There are a lot of teas and sprays that are marketed to dreadheads at being helpful for various reasons. As mentioned before, pay attention tot he ingredients before using them! You don't want to put anything into your hair that will be hard or impossible to wash out because over time it can build up and get pretty nasty. You can make your own teas and sprays at home with use of herbs or essential oils. Depending on what you use, there could be benefits ranging from adding a great smell to anti-itch.
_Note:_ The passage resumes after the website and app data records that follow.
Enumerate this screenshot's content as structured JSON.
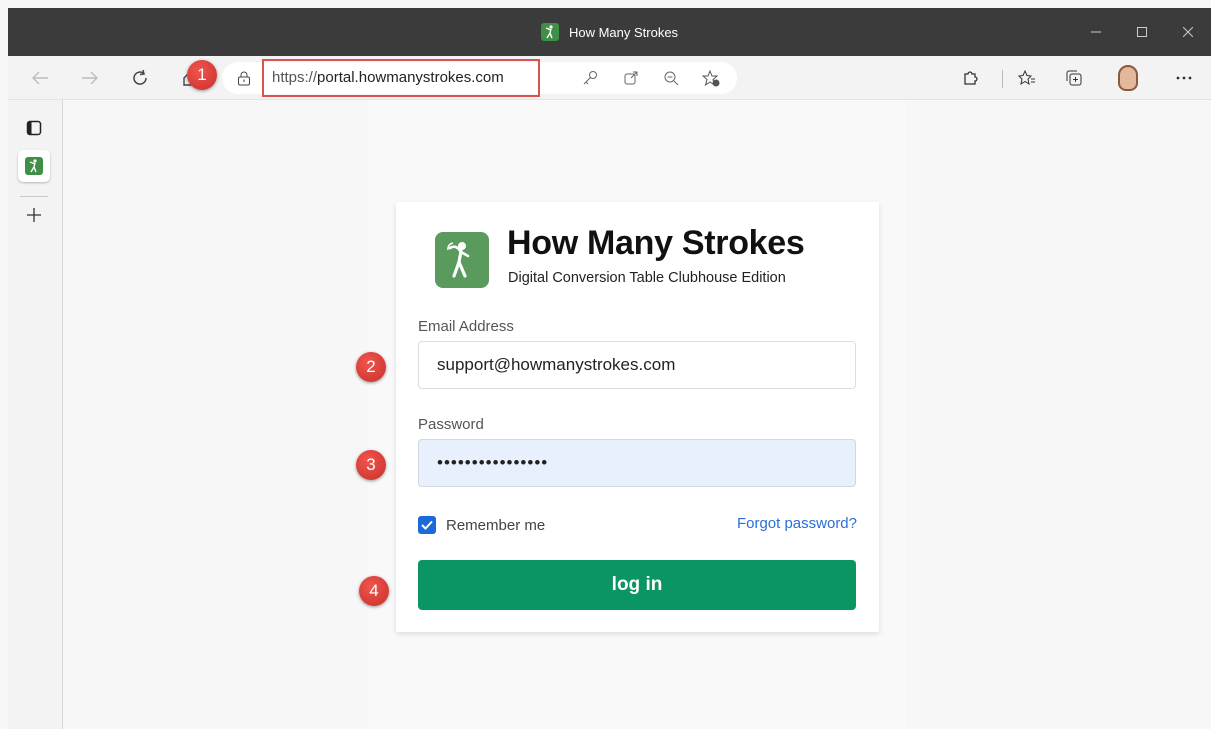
{
  "window": {
    "title": "How Many Strokes",
    "favicon": "golfer-icon",
    "controls": [
      "minimize-icon",
      "maximize-icon",
      "close-icon"
    ]
  },
  "toolbar": {
    "url_scheme": "https://",
    "url_host": "portal.howmanystrokes.com",
    "icons": [
      "back-icon",
      "forward-icon",
      "refresh-icon",
      "lock-icon",
      "key-icon",
      "open-external-icon",
      "zoom-out-icon",
      "add-favorite-icon",
      "extensions-icon",
      "favorites-icon",
      "collections-icon",
      "profile-avatar",
      "more-icon"
    ]
  },
  "login": {
    "brand_title": "How Many Strokes",
    "brand_subtitle": "Digital Conversion Table Clubhouse Edition",
    "email_label": "Email Address",
    "email_value": "support@howmanystrokes.com",
    "password_label": "Password",
    "password_value": "••••••••••••••••",
    "remember_label": "Remember me",
    "remember_checked": true,
    "forgot_label": "Forgot password?",
    "login_label": "log in"
  },
  "annotations": [
    "1",
    "2",
    "3",
    "4"
  ],
  "colors": {
    "brand_green": "#5b9a5d",
    "login_button": "#0a9563",
    "link_blue": "#2b6fd6",
    "marker_red": "#d9534f"
  }
}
Lock butters or lotions are merketed to make dreads soft and smooth and smell good. This can somewhat backfire because the more gunk you put into your dreads to make it "soft" or to "smooth" out the loose hairs can set back progress on maturing dreads. Dreads need to be clean and residue free to lock up properly. When they are matured you can soften dreads up with jojoba or aloe, which will easily wash out from the hair. Also, certain essential oils, when added to your washing regimen, can help to maintain soft locks without the hassel of smearing junk into them.
Man, I'm getting excited to begin my journey. I am SO grateful I found this group SE. I didn't know anything really about the neglect method. I was gonna buy that dreadkit. And the reason is that a lot of dreads I have met online do the backcomb method and I was under the impression it really was better. My attraction to it was not for the "instant *poof* you now have dreads, lol. It was because of the control I would have over them. I know I'll be pulling and rippin alot.
I have a question...when one begins the process, does the underneath section of hair generally start drerading up first? That's been my experience...at gatherings I would neglect just from blissin...and after 2 days I would have dreads. I kept brushing them out back then though. Just curious.
One more emabarrassing question that must be asked. My hair has too many layers...the way it was last cut. Should I cut it first to get it one length? It doesn't seem like it would matter how it's cut...but does it help if it's a certain way to begin with?
That was a fun and enlightening read! Thanx for what you do SE.